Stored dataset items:
---+---
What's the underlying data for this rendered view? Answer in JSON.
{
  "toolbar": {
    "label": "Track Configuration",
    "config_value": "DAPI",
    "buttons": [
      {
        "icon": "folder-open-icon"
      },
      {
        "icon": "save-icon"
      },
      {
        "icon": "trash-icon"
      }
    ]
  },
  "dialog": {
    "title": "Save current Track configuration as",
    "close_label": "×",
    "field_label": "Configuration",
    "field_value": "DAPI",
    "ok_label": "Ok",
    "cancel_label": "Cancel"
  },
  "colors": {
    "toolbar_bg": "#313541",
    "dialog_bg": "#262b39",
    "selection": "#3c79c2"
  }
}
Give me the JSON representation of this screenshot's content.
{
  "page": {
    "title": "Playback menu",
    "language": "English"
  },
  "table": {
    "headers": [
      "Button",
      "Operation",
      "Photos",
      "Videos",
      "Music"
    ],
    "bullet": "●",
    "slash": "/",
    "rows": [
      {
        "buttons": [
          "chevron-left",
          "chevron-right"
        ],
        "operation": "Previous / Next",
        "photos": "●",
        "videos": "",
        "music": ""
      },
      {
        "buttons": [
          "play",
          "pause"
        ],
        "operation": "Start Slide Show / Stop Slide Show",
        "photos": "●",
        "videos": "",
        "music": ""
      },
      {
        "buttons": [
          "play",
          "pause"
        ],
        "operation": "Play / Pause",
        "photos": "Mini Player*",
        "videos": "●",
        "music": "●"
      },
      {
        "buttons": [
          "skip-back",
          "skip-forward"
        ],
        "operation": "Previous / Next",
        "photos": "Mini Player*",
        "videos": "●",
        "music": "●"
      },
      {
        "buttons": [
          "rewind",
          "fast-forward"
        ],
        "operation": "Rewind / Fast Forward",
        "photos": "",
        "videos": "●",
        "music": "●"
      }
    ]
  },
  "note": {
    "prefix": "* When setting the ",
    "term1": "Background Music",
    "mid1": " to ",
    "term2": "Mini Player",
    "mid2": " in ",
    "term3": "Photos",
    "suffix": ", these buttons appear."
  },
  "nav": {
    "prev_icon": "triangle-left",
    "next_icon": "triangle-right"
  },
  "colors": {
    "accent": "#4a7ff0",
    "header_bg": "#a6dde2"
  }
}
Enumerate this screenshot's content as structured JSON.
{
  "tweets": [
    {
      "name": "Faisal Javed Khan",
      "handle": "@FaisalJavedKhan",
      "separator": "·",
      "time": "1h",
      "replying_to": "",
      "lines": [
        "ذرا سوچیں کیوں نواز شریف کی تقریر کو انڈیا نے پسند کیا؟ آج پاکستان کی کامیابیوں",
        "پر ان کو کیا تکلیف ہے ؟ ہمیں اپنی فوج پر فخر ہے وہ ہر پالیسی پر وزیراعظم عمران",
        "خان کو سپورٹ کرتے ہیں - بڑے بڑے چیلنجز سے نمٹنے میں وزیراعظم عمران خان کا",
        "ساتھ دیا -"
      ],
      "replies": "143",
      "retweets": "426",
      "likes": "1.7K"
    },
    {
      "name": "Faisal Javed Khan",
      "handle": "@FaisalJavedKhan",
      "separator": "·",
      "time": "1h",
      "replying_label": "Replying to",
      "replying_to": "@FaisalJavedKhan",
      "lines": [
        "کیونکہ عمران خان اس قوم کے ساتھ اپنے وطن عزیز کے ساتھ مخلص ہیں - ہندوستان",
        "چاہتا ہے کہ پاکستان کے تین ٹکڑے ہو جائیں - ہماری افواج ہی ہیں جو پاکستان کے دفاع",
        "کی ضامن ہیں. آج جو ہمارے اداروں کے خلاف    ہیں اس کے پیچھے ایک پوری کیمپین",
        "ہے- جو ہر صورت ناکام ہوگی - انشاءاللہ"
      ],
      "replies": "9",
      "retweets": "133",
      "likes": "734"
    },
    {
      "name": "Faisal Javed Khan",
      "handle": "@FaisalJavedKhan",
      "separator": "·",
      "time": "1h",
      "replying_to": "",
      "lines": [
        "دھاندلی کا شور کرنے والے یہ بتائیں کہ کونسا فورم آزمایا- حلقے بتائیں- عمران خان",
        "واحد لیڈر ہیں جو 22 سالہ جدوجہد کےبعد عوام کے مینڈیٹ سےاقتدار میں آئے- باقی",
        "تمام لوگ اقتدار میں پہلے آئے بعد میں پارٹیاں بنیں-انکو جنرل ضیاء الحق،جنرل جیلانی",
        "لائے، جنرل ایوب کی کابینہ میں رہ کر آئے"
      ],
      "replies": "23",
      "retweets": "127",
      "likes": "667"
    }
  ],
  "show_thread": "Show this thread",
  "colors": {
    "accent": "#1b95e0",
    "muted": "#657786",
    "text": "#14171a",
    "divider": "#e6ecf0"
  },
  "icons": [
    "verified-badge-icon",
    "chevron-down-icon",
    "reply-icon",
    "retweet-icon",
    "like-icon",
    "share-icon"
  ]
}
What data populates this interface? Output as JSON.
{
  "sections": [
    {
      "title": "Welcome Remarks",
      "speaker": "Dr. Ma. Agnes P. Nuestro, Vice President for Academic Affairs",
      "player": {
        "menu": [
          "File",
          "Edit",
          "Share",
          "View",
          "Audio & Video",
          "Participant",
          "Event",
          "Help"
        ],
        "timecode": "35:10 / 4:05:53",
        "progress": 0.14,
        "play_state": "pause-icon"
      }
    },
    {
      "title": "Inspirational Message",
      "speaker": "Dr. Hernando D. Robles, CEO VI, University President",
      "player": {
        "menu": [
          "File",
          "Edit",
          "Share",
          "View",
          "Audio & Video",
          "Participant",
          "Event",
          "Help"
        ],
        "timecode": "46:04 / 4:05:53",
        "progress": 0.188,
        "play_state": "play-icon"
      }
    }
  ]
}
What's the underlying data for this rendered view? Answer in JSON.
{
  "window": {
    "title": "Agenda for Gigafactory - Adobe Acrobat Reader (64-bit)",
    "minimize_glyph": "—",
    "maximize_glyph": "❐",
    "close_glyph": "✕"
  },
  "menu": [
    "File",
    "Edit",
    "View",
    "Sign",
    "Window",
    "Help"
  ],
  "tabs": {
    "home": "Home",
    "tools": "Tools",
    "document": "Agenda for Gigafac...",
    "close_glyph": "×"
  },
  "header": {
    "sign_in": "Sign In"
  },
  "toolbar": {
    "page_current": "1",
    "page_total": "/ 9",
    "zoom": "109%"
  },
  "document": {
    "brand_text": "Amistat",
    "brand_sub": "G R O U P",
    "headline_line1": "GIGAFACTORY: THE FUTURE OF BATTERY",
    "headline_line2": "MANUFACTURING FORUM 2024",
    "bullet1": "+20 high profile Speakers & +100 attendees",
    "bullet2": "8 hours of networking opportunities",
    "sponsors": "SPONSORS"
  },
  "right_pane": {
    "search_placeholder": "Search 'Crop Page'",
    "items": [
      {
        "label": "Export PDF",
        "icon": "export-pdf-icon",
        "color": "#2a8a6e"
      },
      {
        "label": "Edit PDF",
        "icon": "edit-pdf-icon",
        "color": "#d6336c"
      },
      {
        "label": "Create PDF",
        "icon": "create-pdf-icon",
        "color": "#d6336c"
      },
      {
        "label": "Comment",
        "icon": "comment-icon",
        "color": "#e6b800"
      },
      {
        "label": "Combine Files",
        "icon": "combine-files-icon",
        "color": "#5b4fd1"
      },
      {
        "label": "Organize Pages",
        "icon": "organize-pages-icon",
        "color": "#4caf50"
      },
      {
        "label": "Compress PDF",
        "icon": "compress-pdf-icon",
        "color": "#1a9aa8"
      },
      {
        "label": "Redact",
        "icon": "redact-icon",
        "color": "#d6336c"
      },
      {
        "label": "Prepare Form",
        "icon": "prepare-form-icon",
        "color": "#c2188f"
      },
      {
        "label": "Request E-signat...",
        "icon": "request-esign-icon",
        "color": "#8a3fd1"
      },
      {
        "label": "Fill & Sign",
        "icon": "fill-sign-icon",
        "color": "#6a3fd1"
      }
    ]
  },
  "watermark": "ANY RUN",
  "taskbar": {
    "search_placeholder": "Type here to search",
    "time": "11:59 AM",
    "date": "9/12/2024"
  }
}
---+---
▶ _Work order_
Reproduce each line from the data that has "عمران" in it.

▶ _Your response_
        "پر ان کو کیا تکلیف ہے ؟ ہمیں اپنی فوج پر فخر ہے وہ ہر پالیسی پر وزیراعظم عمران",
        "خان کو سپورٹ کرتے ہیں - بڑے بڑے چیلنجز سے نمٹنے میں وزیراعظم عمران خان کا",
        "کیونکہ عمران خان اس قوم کے ساتھ اپنے وطن عزیز کے ساتھ مخلص ہیں - ہندوستان",
        "دھاندلی کا شور کرنے والے یہ بتائیں کہ کونسا فورم آزمایا- حلقے بتائیں- عمران خان",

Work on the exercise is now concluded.